If you think you have bedbugs, don’t move furniture out of the room, don’t throw mattresses and other belongings away (we’ll explain why this is almost never necessary), don’t rip up carpet, and don’t use DIY pesticides on the bugs—all of this can spread the bedbugs further throughout your home.
There are many bedbug lookalikes, including carpet beetles, spider beetles, roach nymphs, and bat bugs, Matt Kelly explained.
Until fairly recently, most people (and even pest control professionals) had never seen a bed bug. Bed bug infestations actually used to be very common in the United States before World War II. But with improvements in hygiene, and especially the widespread use of DDT during the 1940s and ‘50s, the bed bugs all but vanished.

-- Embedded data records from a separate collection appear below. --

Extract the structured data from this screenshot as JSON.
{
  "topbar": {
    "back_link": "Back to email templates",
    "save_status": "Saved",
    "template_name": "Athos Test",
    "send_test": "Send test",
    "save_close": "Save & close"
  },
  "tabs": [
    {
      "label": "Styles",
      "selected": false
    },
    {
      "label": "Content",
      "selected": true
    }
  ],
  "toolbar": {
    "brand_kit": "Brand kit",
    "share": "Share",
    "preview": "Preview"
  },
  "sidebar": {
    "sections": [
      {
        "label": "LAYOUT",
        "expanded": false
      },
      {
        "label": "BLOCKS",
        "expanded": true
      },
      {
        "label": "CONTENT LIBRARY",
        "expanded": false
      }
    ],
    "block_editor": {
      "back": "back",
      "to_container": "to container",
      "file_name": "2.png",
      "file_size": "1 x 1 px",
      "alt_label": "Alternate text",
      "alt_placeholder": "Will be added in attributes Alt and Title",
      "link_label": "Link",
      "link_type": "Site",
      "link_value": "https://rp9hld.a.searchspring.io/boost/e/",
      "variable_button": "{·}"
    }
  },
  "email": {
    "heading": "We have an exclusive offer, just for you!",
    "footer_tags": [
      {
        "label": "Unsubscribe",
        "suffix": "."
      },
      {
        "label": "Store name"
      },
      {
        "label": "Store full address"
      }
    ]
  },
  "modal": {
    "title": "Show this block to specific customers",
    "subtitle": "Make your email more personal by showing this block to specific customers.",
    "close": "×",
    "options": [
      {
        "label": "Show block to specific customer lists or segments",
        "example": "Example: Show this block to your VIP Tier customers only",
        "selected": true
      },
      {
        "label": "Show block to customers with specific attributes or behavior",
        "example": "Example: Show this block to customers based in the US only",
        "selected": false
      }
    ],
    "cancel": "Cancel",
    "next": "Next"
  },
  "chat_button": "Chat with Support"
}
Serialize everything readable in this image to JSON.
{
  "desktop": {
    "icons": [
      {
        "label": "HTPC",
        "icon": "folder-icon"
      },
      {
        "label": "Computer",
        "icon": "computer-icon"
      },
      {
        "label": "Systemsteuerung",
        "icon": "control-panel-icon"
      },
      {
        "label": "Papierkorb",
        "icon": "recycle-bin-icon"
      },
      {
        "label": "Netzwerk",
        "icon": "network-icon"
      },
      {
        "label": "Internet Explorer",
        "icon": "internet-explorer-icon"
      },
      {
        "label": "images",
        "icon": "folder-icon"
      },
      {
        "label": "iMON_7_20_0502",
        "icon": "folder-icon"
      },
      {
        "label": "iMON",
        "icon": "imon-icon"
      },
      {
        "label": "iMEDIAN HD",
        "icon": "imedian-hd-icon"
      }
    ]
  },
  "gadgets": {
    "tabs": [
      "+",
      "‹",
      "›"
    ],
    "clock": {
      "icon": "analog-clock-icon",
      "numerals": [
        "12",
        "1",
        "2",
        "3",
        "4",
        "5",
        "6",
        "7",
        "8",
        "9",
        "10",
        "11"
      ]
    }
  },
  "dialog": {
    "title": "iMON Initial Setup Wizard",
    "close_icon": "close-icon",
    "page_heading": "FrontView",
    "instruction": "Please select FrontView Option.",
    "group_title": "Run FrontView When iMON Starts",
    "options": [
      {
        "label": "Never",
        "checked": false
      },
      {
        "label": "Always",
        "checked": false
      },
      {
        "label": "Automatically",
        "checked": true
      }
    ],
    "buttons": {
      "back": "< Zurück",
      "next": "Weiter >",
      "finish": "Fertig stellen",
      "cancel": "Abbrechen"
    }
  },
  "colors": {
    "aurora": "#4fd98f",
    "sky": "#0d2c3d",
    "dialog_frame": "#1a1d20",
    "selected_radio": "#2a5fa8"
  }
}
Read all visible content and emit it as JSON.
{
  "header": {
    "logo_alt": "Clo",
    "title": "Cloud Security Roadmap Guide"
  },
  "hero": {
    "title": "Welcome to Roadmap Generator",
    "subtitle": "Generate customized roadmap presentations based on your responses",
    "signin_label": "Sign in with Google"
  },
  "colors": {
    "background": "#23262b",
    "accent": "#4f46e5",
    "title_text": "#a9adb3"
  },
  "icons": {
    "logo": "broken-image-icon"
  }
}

The pests persisted, however, in some areas of the world including parts of Africa, Asia, and Eastern Europe. Over roughly the past decade, bed bugs have made a dramatic comeback in the U.S.― they’re appearing increasingly in homes, apartments, hotels, health care facilities, dormitories, shelters, schools and public transportation. Other places where bed bugs sometimes occur include movie theaters, laundries, rental furniture, and office buildings. Immigration and international travel have contributed to the resurgence of bed bugs in the U.S. Changes in modern pest control practice, less effective insecticides ― and a decrease in societal vigilance ― are other factors suspected for the recurrence.
Description and Habits
Bed bugs are small, brownish, flattened insects that feed solely on the blood of animals. Although the common bed bug (Cimex lectularius) prefers feeding on humans, it will also bite other warm-blooded animals, including dogs, cats, birds and rodents. It has done so since ancient times; bed bugs are mentioned in medieval European texts and classical Greek writings back to the time of Aristotle.
Adult bed bugs are about 3/16” long and reddish-brown, with oval-shaped, flattened bodies. They are sometimes mistaken for ticks, cockroaches, carpet beetles or other household insects. The immature bed bugs (nymphs) resemble the adults, but are smaller and lighter in color. Bed bugs do not fly, and they don’t jump like fleas do ― but they can crawl rapidly over floors, walls, ceilings and other surfaces. Adult females lay their eggs in secluded places, depositing 1, 2 or more eggs per day, potentially hundreds during their lifetime. The eggs are tiny (about the size of a dust spec), whitish and hard to see without magnification, especially on light-colored surfaces. When first laid, the eggs are sticky, causing them to adhere to surfaces. At room temperatures, bed bug eggs hatch in about a week. Newly emerged nymphs are straw-colored and no bigger than a pinhead.
As bed bugs grow they molt, shedding their skin five times before reaching maturity. A blood meal is needed between each successive molt. Adult females also must feed in order to lay eggs. Under favorable conditions (70-80°F), the bugs can mature fully in as little as a month, producing multiple generations per year. Cooler temperatures or limited access to blood prolong the development time
Bed bugs are very resilient. Nymphs and adults can persist months without feeding which is unusual for most insects. The ability to survive without a blood meal is longer at cooler temperatures ― potentially up to a year or longer at 55°F or less. In temperature-controlled buildings, a more typical duration is about 2 to 6 months. Consequently, it is usually impractical to leave buildings unoccupied in hopes of ‘starving out’ an infestation. When infested dwellings such as apartments are vacated, bed bugs often disperse to nearby units, or reduce their activity until the unit is reoccupied.